Hier finden Sie wissenschaftliche Publikationen aus den Fraunhofer-Instituten.

Isolation and structural characterization of glucosylceramides from Ethiopian plants by LC/APCI-MS/MS

: Tessema, E.N.; Gebre-Mariam, T.; Schmelzer, C.E.H.; Neubert, R.H.H.


Journal of pharmaceutical and biomedical analysis 141 (2017), pp.241-249
ISSN: 0731-7085
Journal Article
Fraunhofer IMWS ()

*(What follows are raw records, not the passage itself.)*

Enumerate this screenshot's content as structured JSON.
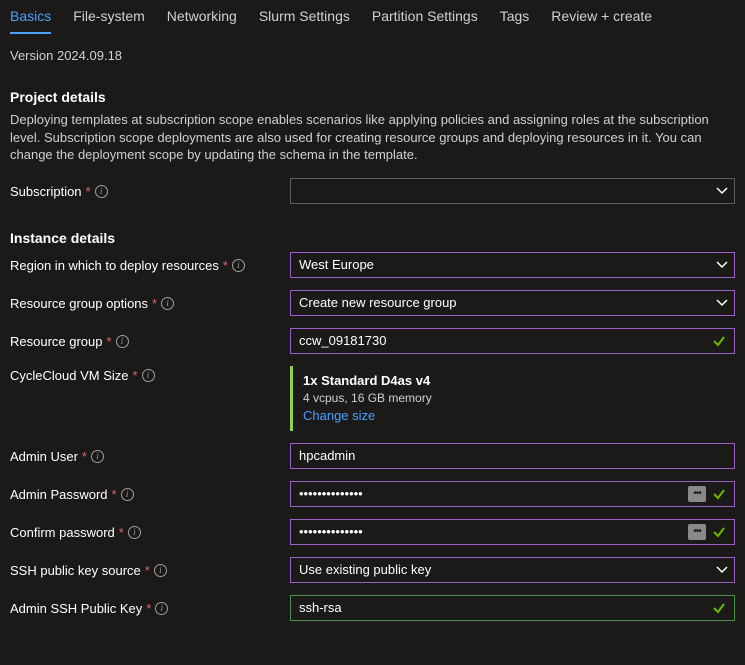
{
  "tabs": {
    "basics": "Basics",
    "filesystem": "File-system",
    "networking": "Networking",
    "slurm": "Slurm Settings",
    "partition": "Partition Settings",
    "tags": "Tags",
    "review": "Review + create"
  },
  "version": "Version 2024.09.18",
  "project": {
    "title": "Project details",
    "desc": "Deploying templates at subscription scope enables scenarios like applying policies and assigning roles at the subscription level. Subscription scope deployments are also used for creating resource groups and deploying resources in it. You can change the deployment scope by updating the schema in the template.",
    "subscription_label": "Subscription",
    "subscription_value": ""
  },
  "instance": {
    "title": "Instance details",
    "region_label": "Region in which to deploy resources",
    "region_value": "West Europe",
    "rg_options_label": "Resource group options",
    "rg_options_value": "Create new resource group",
    "rg_label": "Resource group",
    "rg_value": "ccw_09181730",
    "vmsize_label": "CycleCloud VM Size",
    "vmsize_title": "1x Standard D4as v4",
    "vmsize_sub": "4 vcpus, 16 GB memory",
    "vmsize_change": "Change size",
    "admin_user_label": "Admin User",
    "admin_user_value": "hpcadmin",
    "admin_pw_label": "Admin Password",
    "admin_pw_value": "••••••••••••••",
    "confirm_pw_label": "Confirm password",
    "confirm_pw_value": "••••••••••••••",
    "ssh_source_label": "SSH public key source",
    "ssh_source_value": "Use existing public key",
    "ssh_key_label": "Admin SSH Public Key",
    "ssh_key_value": "ssh-rsa"
  }
}
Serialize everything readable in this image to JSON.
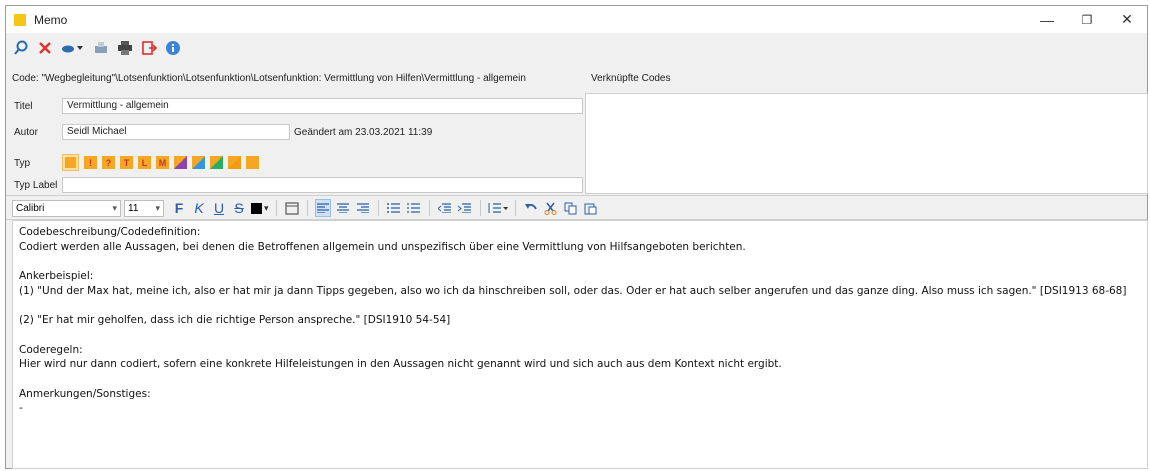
{
  "window": {
    "title": "Memo",
    "minimize": "—",
    "maximize": "❐",
    "close": "✕"
  },
  "code_line": "Code: \"Wegbegleitung\"\\Lotsenfunktion\\Lotsenfunktion\\Lotsenfunktion: Vermittlung von Hilfen\\Vermittlung - allgemein",
  "linked_codes_label": "Verknüpfte Codes",
  "form": {
    "title_label": "Titel",
    "title_value": "Vermittlung - allgemein",
    "author_label": "Autor",
    "author_value": "Seidl Michael",
    "changed_text": "Geändert am  23.03.2021 11:39",
    "type_label": "Typ",
    "type_label_label": "Typ Label",
    "type_label_value": "",
    "type_icons": [
      {
        "glyph": "",
        "color": "#f5a623"
      },
      {
        "glyph": "!",
        "color": "#f5a623"
      },
      {
        "glyph": "?",
        "color": "#f5a623"
      },
      {
        "glyph": "T",
        "color": "#f5a623"
      },
      {
        "glyph": "L",
        "color": "#f5a623"
      },
      {
        "glyph": "M",
        "color": "#f5a623"
      },
      {
        "glyph": "",
        "color": "#f5a623"
      },
      {
        "glyph": "",
        "color": "#f5a623"
      },
      {
        "glyph": "",
        "color": "#f5a623"
      },
      {
        "glyph": "",
        "color": "#f5a623"
      },
      {
        "glyph": "",
        "color": "#f5a623"
      }
    ]
  },
  "format": {
    "font": "Calibri",
    "size": "11"
  },
  "editor": {
    "lines": [
      "Codebeschreibung/Codedefinition:",
      "Codiert werden alle Aussagen, bei denen die Betroffenen allgemein und unspezifisch über eine Vermittlung von Hilfsangeboten berichten.",
      "",
      "Ankerbeispiel:",
      "(1) \"Und der Max hat, meine ich, also er hat mir ja dann Tipps gegeben, also wo ich da hinschreiben soll, oder das. Oder er hat auch selber angerufen und das ganze ding. Also muss ich sagen.\" [DSI1913 68-68]",
      "",
      "(2) \"Er hat mir geholfen, dass ich die richtige Person anspreche.\" [DSI1910 54-54]",
      "",
      "Coderegeln:",
      "Hier wird nur dann codiert, sofern eine konkrete Hilfeleistungen in den Aussagen nicht genannt wird  und sich auch aus dem Kontext nicht ergibt.",
      "",
      "Anmerkungen/Sonstiges:",
      "-"
    ]
  }
}
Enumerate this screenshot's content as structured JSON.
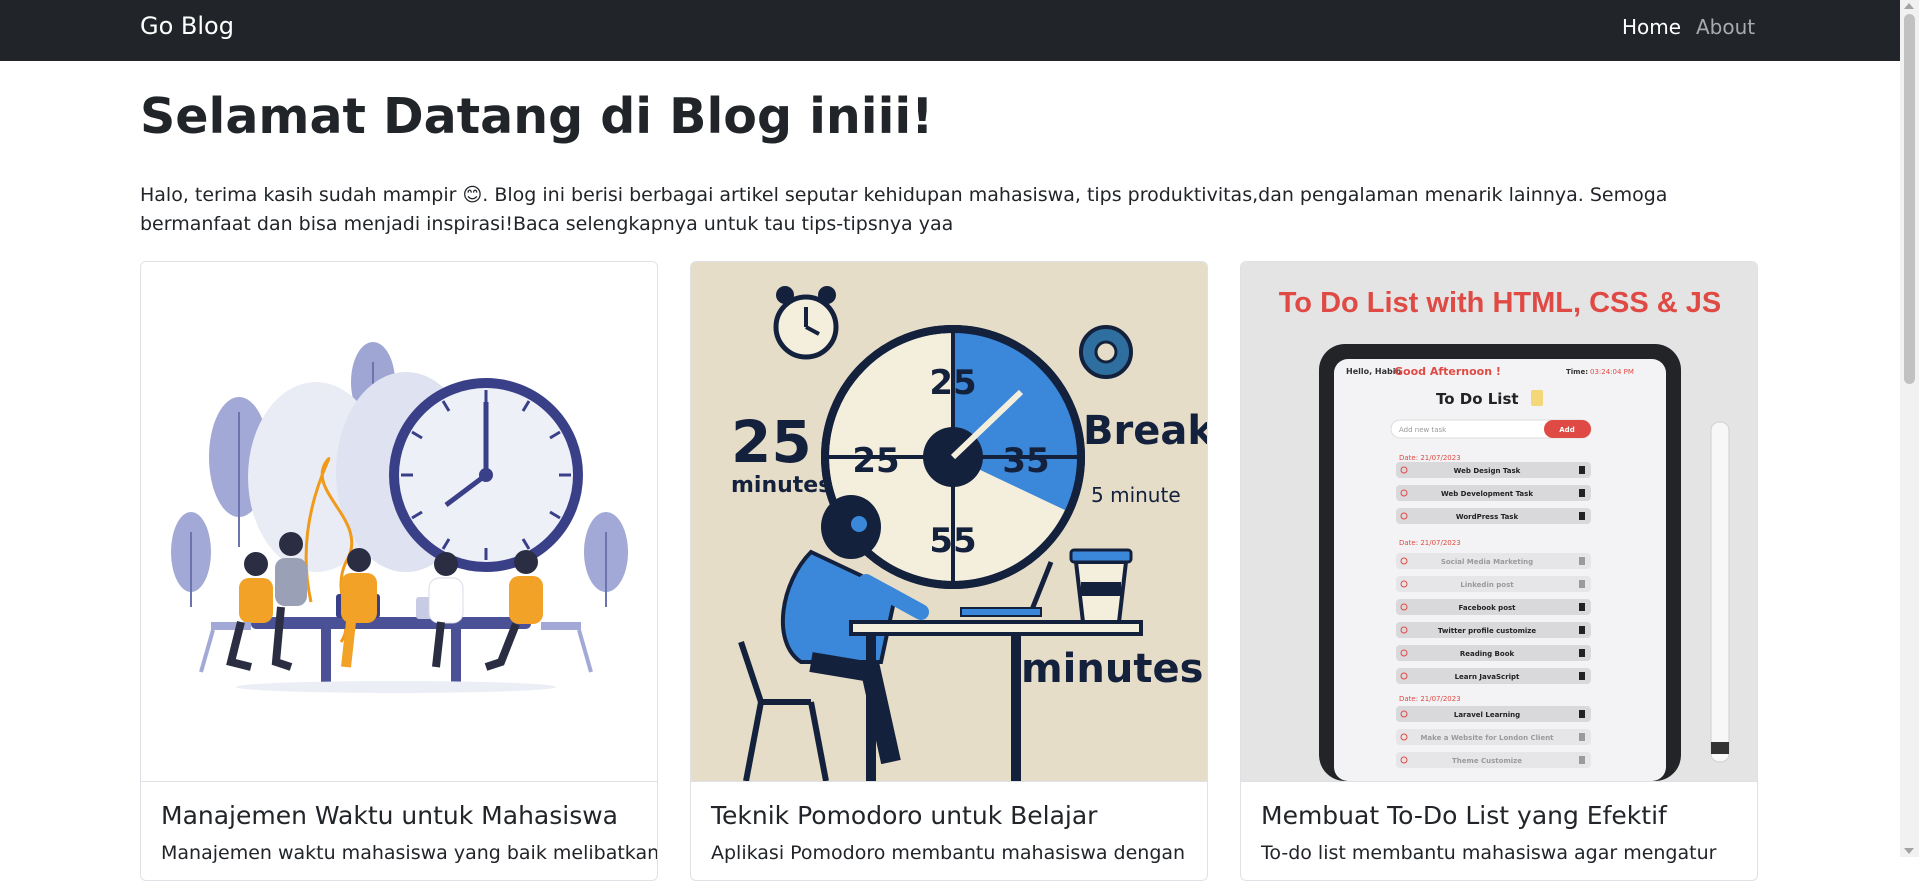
{
  "navbar": {
    "brand": "Go Blog",
    "links": [
      {
        "label": "Home"
      },
      {
        "label": "About"
      }
    ]
  },
  "hero": {
    "title": "Selamat Datang di Blog iniii!",
    "intro": "Halo, terima kasih sudah mampir 😊. Blog ini berisi berbagai artikel seputar kehidupan mahasiswa, tips produktivitas,dan pengalaman menarik lainnya. Semoga bermanfaat dan bisa menjadi inspirasi!Baca selengkapnya untuk tau tips-tipsnya yaa"
  },
  "cards": [
    {
      "title": "Manajemen Waktu untuk Mahasiswa",
      "text": "Manajemen waktu mahasiswa yang baik melibatkan"
    },
    {
      "title": "Teknik Pomodoro untuk Belajar",
      "text": "Aplikasi Pomodoro membantu mahasiswa dengan",
      "image": {
        "left_number": "25",
        "left_unit": "minutes",
        "dial_top": "25",
        "dial_left": "25",
        "dial_right": "35",
        "dial_bottom": "55",
        "break_label": "Break",
        "break_duration": "5 minute",
        "bottom_label": "minutes"
      }
    },
    {
      "title": "Membuat To-Do List yang Efektif",
      "text": "To-do list membantu mahasiswa agar mengatur",
      "image": {
        "heading": "To Do List with HTML, CSS & JS",
        "greeting": "Hello, Habib",
        "salutation": "Good Afternoon !",
        "time_label": "Time:",
        "time_value": "03:24:04 PM",
        "app_title": "To Do List",
        "input_placeholder": "Add new task",
        "add_button": "Add",
        "date_1": "Date: 21/07/2023",
        "date_2": "Date: 21/07/2023",
        "date_3": "Date: 21/07/2023",
        "tasks": [
          {
            "label": "Web Design Task"
          },
          {
            "label": "Web Development Task"
          },
          {
            "label": "WordPress Task"
          },
          {
            "label": "Social Media Marketing"
          },
          {
            "label": "Linkedin post"
          },
          {
            "label": "Facebook post"
          },
          {
            "label": "Twitter profile customize"
          },
          {
            "label": "Reading Book"
          },
          {
            "label": "Learn JavaScript"
          },
          {
            "label": "Laravel Learning"
          },
          {
            "label": "Make a Website for London Client"
          },
          {
            "label": "Theme Customize"
          }
        ]
      }
    }
  ]
}
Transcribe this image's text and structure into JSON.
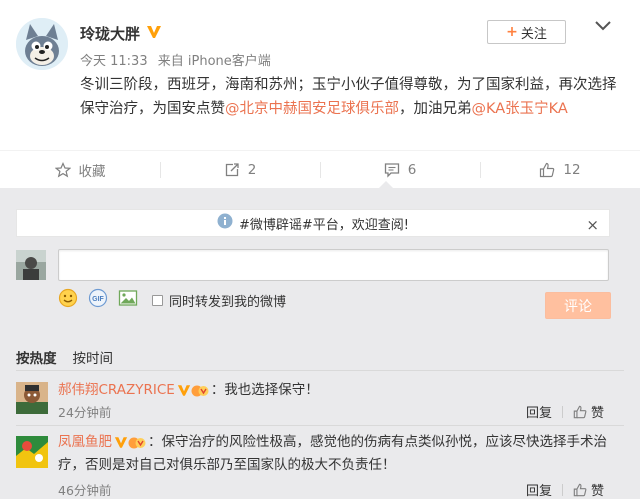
{
  "post": {
    "author": "玲珑大胖",
    "time": "今天 11:33",
    "source": "来自 iPhone客户端",
    "text_1": "冬训三阶段，西班牙，海南和苏州；玉宁小伙子值得尊敬，为了国家利益，再次选择保守治疗，为国安点赞",
    "mention_1": "@北京中赫国安足球俱乐部",
    "text_2": "，加油兄弟",
    "mention_2": "@KA张玉宁KA",
    "follow_label": "关注",
    "follow_plus": "+"
  },
  "actions": {
    "favorite_label": "收藏",
    "repost_count": "2",
    "comment_count": "6",
    "like_count": "12"
  },
  "comment_box": {
    "notice_text": "#微博辟谣#平台，欢迎查阅!",
    "notice_close": "×",
    "input_value": "",
    "repost_label": "同时转发到我的微博",
    "submit_label": "评论"
  },
  "sort": {
    "hot": "按热度",
    "time": "按时间"
  },
  "comments": [
    {
      "user": "郝伟翔CRAZYRICE",
      "text": "：我也选择保守！",
      "time": "24分钟前",
      "reply_label": "回复",
      "like_label": "赞"
    },
    {
      "user": "凤凰鱼肥",
      "text": "：保守治疗的风险性极高，感觉他的伤病有点类似孙悦，应该尽快选择手术治疗，否则是对自己对俱乐部乃至国家队的极大不负责任！",
      "time": "46分钟前",
      "reply_label": "回复",
      "like_label": "赞"
    }
  ],
  "colors": {
    "link": "#eb7350",
    "verified": "#ffa00a",
    "comment_bg": "#eaeaec",
    "submit_disabled": "#ffc09f"
  }
}
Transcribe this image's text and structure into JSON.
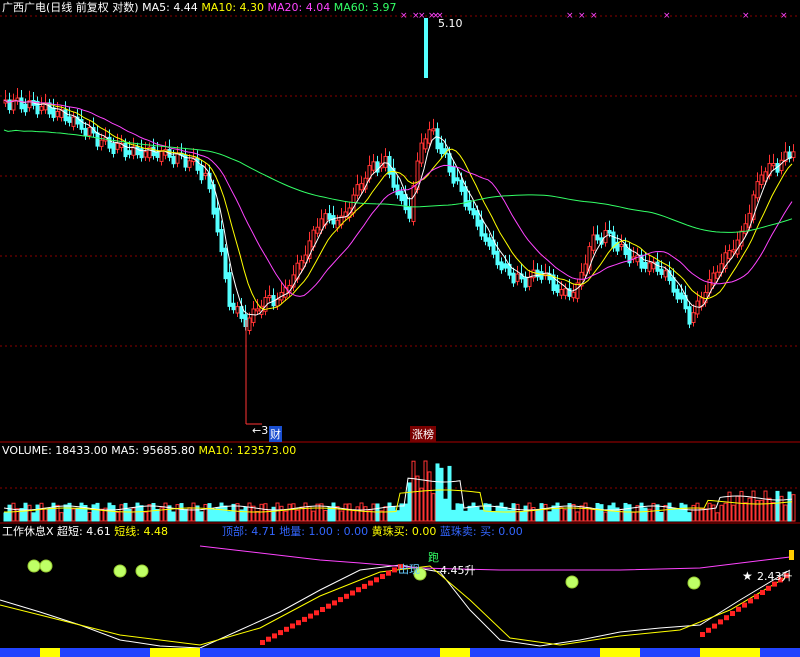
{
  "main": {
    "stock_name": "广西广电",
    "period_label": "(日线 前复权 对数)",
    "ma5_label": "MA5:",
    "ma5_value": "4.44",
    "ma10_label": "MA10:",
    "ma10_value": "4.30",
    "ma20_label": "MA20:",
    "ma20_value": "4.04",
    "ma60_label": "MA60:",
    "ma60_value": "3.97",
    "high_marker": "5.10",
    "low_marker": "3",
    "cai_tag": "财",
    "zhangbang_tag": "涨榜"
  },
  "volume": {
    "label": "VOLUME:",
    "value": "18433.00",
    "ma5_label": "MA5:",
    "ma5_value": "95685.80",
    "ma10_label": "MA10:",
    "ma10_value": "123573.00"
  },
  "indicator": {
    "name": "工作休息X",
    "chaoduan_label": "超短:",
    "chaoduan_value": "4.61",
    "duanxian_label": "短线:",
    "duanxian_value": "4.48",
    "dingbu_label": "顶部:",
    "dingbu_value": "4.71",
    "dibu_label": "地量:",
    "dibu_value": "1.00",
    "colon_value": ": 0.00",
    "huangzhu_label": "黄珠买:",
    "huangzhu_value": "0.00",
    "lanzhu_label": "蓝珠卖:",
    "lanzhu_value": "买: 0.00",
    "sheng_tag_1": "4.45升",
    "sheng_tag_2": "2.43升",
    "pao_tag": "跑",
    "chuxian_tag": "出现"
  },
  "colors": {
    "up": "#ff3333",
    "down": "#54ffff",
    "ma5": "#ffffff",
    "ma10": "#ffff00",
    "ma20": "#ff44ff",
    "ma60": "#33ff66",
    "grid": "#8b0000"
  }
}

Chronic skin conditions such as atopic dermatitis, psoriasis and aged skin are characterized by defective skin barrier and dryness which are associated with reduced levels of skin ceramides (CERs). The beneficial effects of plant-derived CERs for skin hydration and skin barrier recovery have been shown in several studies. Although plenty of glucosylceramide (GlcCER)-based dietary supplements meant for skin barrier improvement have been marketed, there are limited commercial sources of plant GlcCERs. In an attempt to explore alternative GlcCER sources, a reversed phase LC-MS/MS method with atmospheric pressure chemical ionization (APCI) interface was developed for separation and structural identification of GlcCERs isolated from three plants. The GlcCERs were extracted from the seeds of grass pea (Lathyrus sativus L.), Ethiopian mustard (Brassica carinata) and haricot bean (Phaseolus vulgaris) and purified by column chromatography and preparative LC-MS. The individual GlcCER species were further separated and qualitatively analyzed by LC/APCI-MS/MS. The amount of GlcCERs in each plant was quantified by HPTLC. All GlcCER species detected in the three plants consisted of C18 di/trihydroxy sphingoid bases amide linked with hydroxy fatty acids (C14-C24). The trihydroxy SBs were acylated with very long chain FAs (C22-C24). The major GlcCERs derived from grass pea, Ethiopian mustard and haricot bean are composed of sphingenine (d18:1) linked to hydroxypalmitic acid (h16:0), 4-hydroxy-8-sphingenine (t18:1) coupled with hydroxynervonic acid (h24:1) and sphingadienine (d18:2) joined with h16:0, respectively. The GlcCERs contents in haricot bean (161.2 mg/kg) and grass pea (130.0 mg/kg) were found to be higher compared to Ethiopian mustard (71.8 mg/kg). This qualitative and quantitative information suggests that the two plants of the Fabaceae family (haricot bean and grass pea) are potential alternative sources of GlcCERs for their use in products meant for the recovery of skin barrier function. The LC/APCI-MS/MS method described here has proven to be reliable for the screening of other potential plants containing GlcCERs.